> What is being asked: Repeat each entry as written, dropping any picture you find.

> Excerpts from an interface dataset:
------------------------------------

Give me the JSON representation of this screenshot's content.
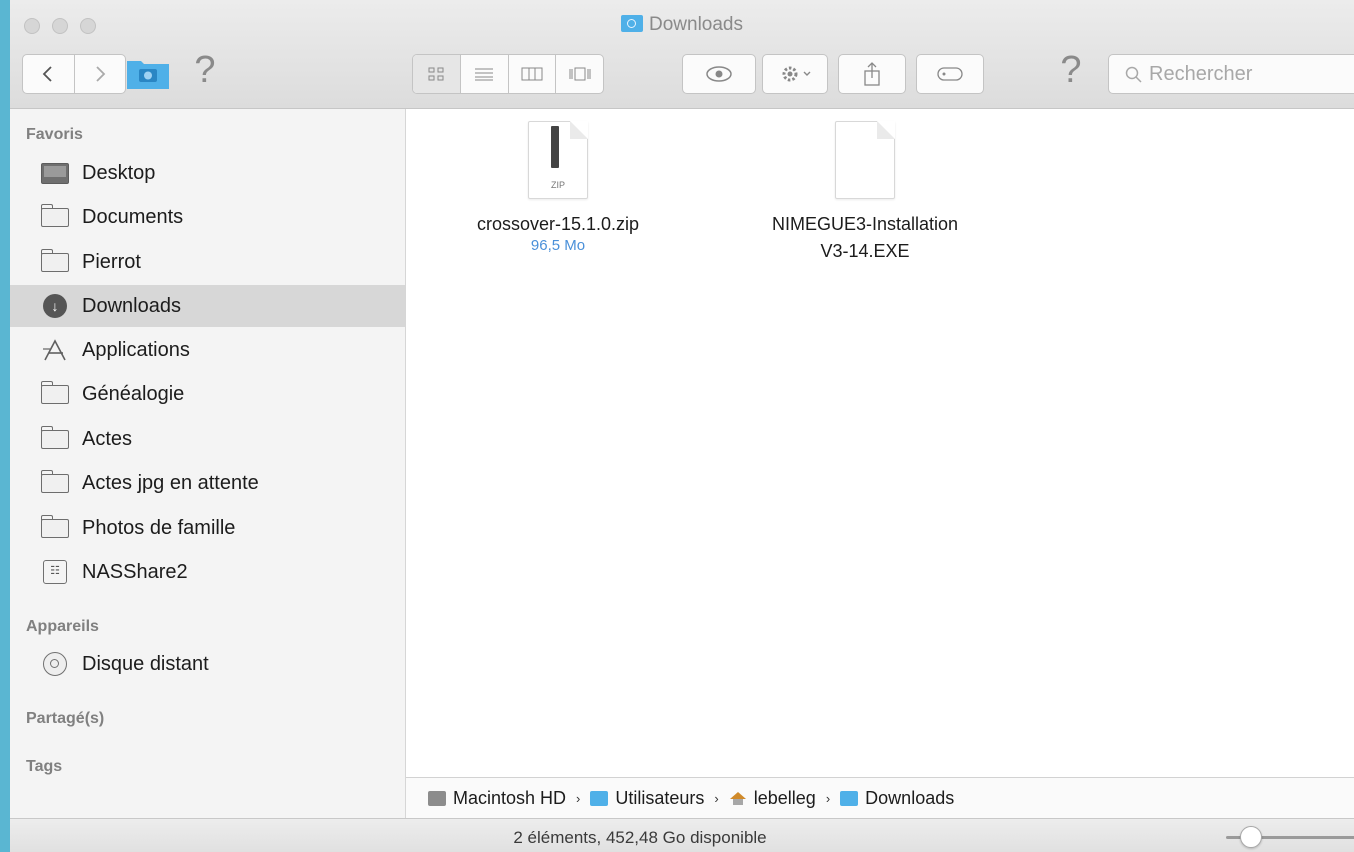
{
  "window": {
    "title": "Downloads"
  },
  "toolbar": {
    "back_icon": "chevron-left",
    "forward_icon": "chevron-right",
    "help_label": "?",
    "search_placeholder": "Rechercher"
  },
  "sidebar": {
    "favorites_heading": "Favoris",
    "favorites": [
      {
        "label": "Desktop",
        "icon": "desktop-icon"
      },
      {
        "label": "Documents",
        "icon": "folder-icon"
      },
      {
        "label": "Pierrot",
        "icon": "folder-icon"
      },
      {
        "label": "Downloads",
        "icon": "downloads-icon",
        "selected": true
      },
      {
        "label": "Applications",
        "icon": "applications-icon"
      },
      {
        "label": "Généalogie",
        "icon": "folder-icon"
      },
      {
        "label": "Actes",
        "icon": "folder-icon"
      },
      {
        "label": "Actes jpg en attente",
        "icon": "folder-icon"
      },
      {
        "label": "Photos de famille",
        "icon": "folder-icon"
      },
      {
        "label": "NASShare2",
        "icon": "nas-icon"
      }
    ],
    "devices_heading": "Appareils",
    "devices": [
      {
        "label": "Disque distant",
        "icon": "disk-icon"
      }
    ],
    "shared_heading": "Partagé(s)",
    "tags_heading": "Tags"
  },
  "files": [
    {
      "name": "crossover-15.1.0.zip",
      "size": "96,5 Mo",
      "type_label": "ZIP"
    },
    {
      "name_line1": "NIMEGUE3-Installation",
      "name_line2": "V3-14.EXE"
    }
  ],
  "pathbar": {
    "items": [
      "Macintosh HD",
      "Utilisateurs",
      "lebelleg",
      "Downloads"
    ],
    "separator": "›"
  },
  "status": {
    "text": "2 éléments, 452,48 Go disponible"
  },
  "colors": {
    "desktop_bg": "#5ab6d2",
    "folder_accent": "#4fb0e8",
    "size_text": "#4a90d9"
  }
}
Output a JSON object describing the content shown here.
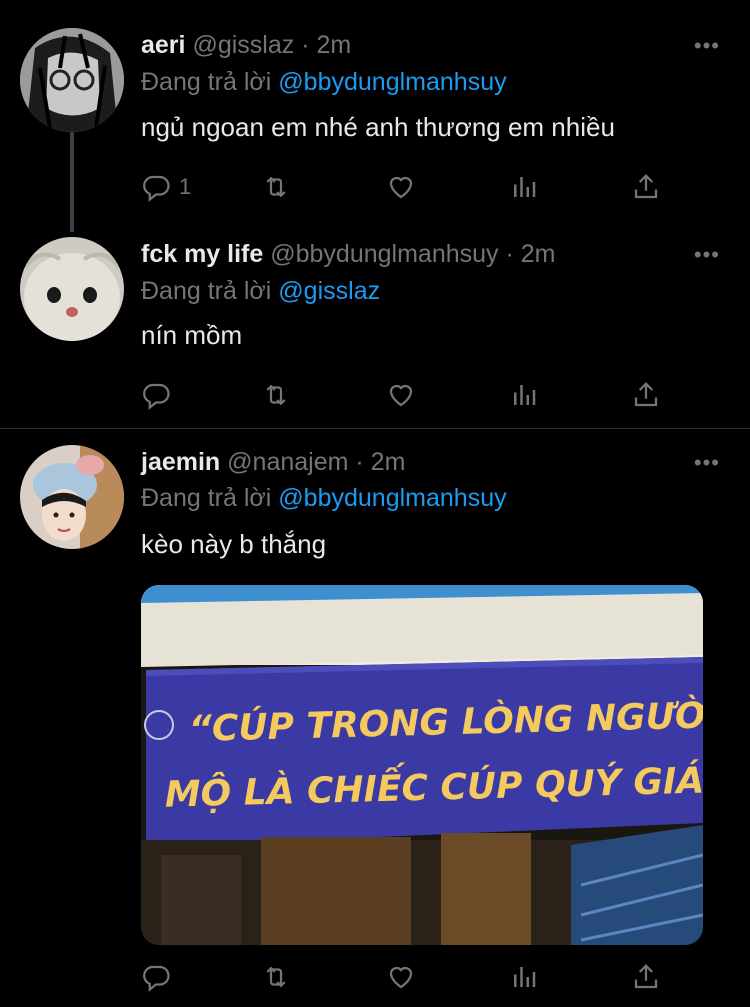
{
  "tweets": [
    {
      "name": "aeri",
      "handle": "@gisslaz",
      "dot": "·",
      "time": "2m",
      "reply_prefix": "Đang trả lời",
      "reply_to": "@bbydunglmanhsuy",
      "text": "ngủ ngoan em nhé anh thương em nhiều",
      "reply_count": "1",
      "more": "•••"
    },
    {
      "name": "fck my life",
      "handle": "@bbydunglmanhsuy",
      "dot": "·",
      "time": "2m",
      "reply_prefix": "Đang trả lời",
      "reply_to": "@gisslaz",
      "text": "nín mồm",
      "reply_count": "",
      "more": "•••"
    },
    {
      "name": "jaemin",
      "handle": "@nanajem",
      "dot": "·",
      "time": "2m",
      "reply_prefix": "Đang trả lời",
      "reply_to": "@bbydunglmanhsuy",
      "text": "kèo này b thắng",
      "reply_count": "",
      "more": "•••",
      "media": {
        "banner_line1": "“CÚP TRONG LÒNG NGƯỜI HÂM",
        "banner_line2": "MỘ LÀ CHIẾC CÚP QUÝ GIÁ NHẤT”"
      }
    }
  ],
  "icons": [
    "reply-icon",
    "retweet-icon",
    "like-icon",
    "analytics-icon",
    "share-icon",
    "more-icon"
  ],
  "colors": {
    "background": "#000000",
    "text": "#e7e9ea",
    "muted": "#71767b",
    "mention": "#1d9bf0",
    "banner": "#3f3fa8"
  }
}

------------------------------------

> Solution:
Give me the JSON representation of this screenshot's content.
{
  "window": {
    "title": "Downloads"
  },
  "toolbar": {
    "back_icon": "chevron-left",
    "forward_icon": "chevron-right",
    "help_label": "?",
    "search_placeholder": "Rechercher"
  },
  "sidebar": {
    "favorites_heading": "Favoris",
    "favorites": [
      {
        "label": "Desktop",
        "icon": "desktop-icon"
      },
      {
        "label": "Documents",
        "icon": "folder-icon"
      },
      {
        "label": "Pierrot",
        "icon": "folder-icon"
      },
      {
        "label": "Downloads",
        "icon": "downloads-icon",
        "selected": true
      },
      {
        "label": "Applications",
        "icon": "applications-icon"
      },
      {
        "label": "Généalogie",
        "icon": "folder-icon"
      },
      {
        "label": "Actes",
        "icon": "folder-icon"
      },
      {
        "label": "Actes jpg en attente",
        "icon": "folder-icon"
      },
      {
        "label": "Photos de famille",
        "icon": "folder-icon"
      },
      {
        "label": "NASShare2",
        "icon": "nas-icon"
      }
    ],
    "devices_heading": "Appareils",
    "devices": [
      {
        "label": "Disque distant",
        "icon": "disk-icon"
      }
    ],
    "shared_heading": "Partagé(s)",
    "tags_heading": "Tags"
  },
  "files": [
    {
      "name": "crossover-15.1.0.zip",
      "size": "96,5 Mo",
      "type_label": "ZIP"
    },
    {
      "name_line1": "NIMEGUE3-Installation",
      "name_line2": "V3-14.EXE"
    }
  ],
  "pathbar": {
    "items": [
      "Macintosh HD",
      "Utilisateurs",
      "lebelleg",
      "Downloads"
    ],
    "separator": "›"
  },
  "status": {
    "text": "2 éléments, 452,48 Go disponible"
  },
  "colors": {
    "desktop_bg": "#5ab6d2",
    "folder_accent": "#4fb0e8",
    "size_text": "#4a90d9"
  }
}
Output a JSON object describing the content shown here.
{
  "tweets": [
    {
      "name": "aeri",
      "handle": "@gisslaz",
      "dot": "·",
      "time": "2m",
      "reply_prefix": "Đang trả lời",
      "reply_to": "@bbydunglmanhsuy",
      "text": "ngủ ngoan em nhé anh thương em nhiều",
      "reply_count": "1",
      "more": "•••"
    },
    {
      "name": "fck my life",
      "handle": "@bbydunglmanhsuy",
      "dot": "·",
      "time": "2m",
      "reply_prefix": "Đang trả lời",
      "reply_to": "@gisslaz",
      "text": "nín mồm",
      "reply_count": "",
      "more": "•••"
    },
    {
      "name": "jaemin",
      "handle": "@nanajem",
      "dot": "·",
      "time": "2m",
      "reply_prefix": "Đang trả lời",
      "reply_to": "@bbydunglmanhsuy",
      "text": "kèo này b thắng",
      "reply_count": "",
      "more": "•••",
      "media": {
        "banner_line1": "“CÚP TRONG LÒNG NGƯỜI HÂM",
        "banner_line2": "MỘ LÀ CHIẾC CÚP QUÝ GIÁ NHẤT”"
      }
    }
  ],
  "icons": [
    "reply-icon",
    "retweet-icon",
    "like-icon",
    "analytics-icon",
    "share-icon",
    "more-icon"
  ],
  "colors": {
    "background": "#000000",
    "text": "#e7e9ea",
    "muted": "#71767b",
    "mention": "#1d9bf0",
    "banner": "#3f3fa8"
  }
}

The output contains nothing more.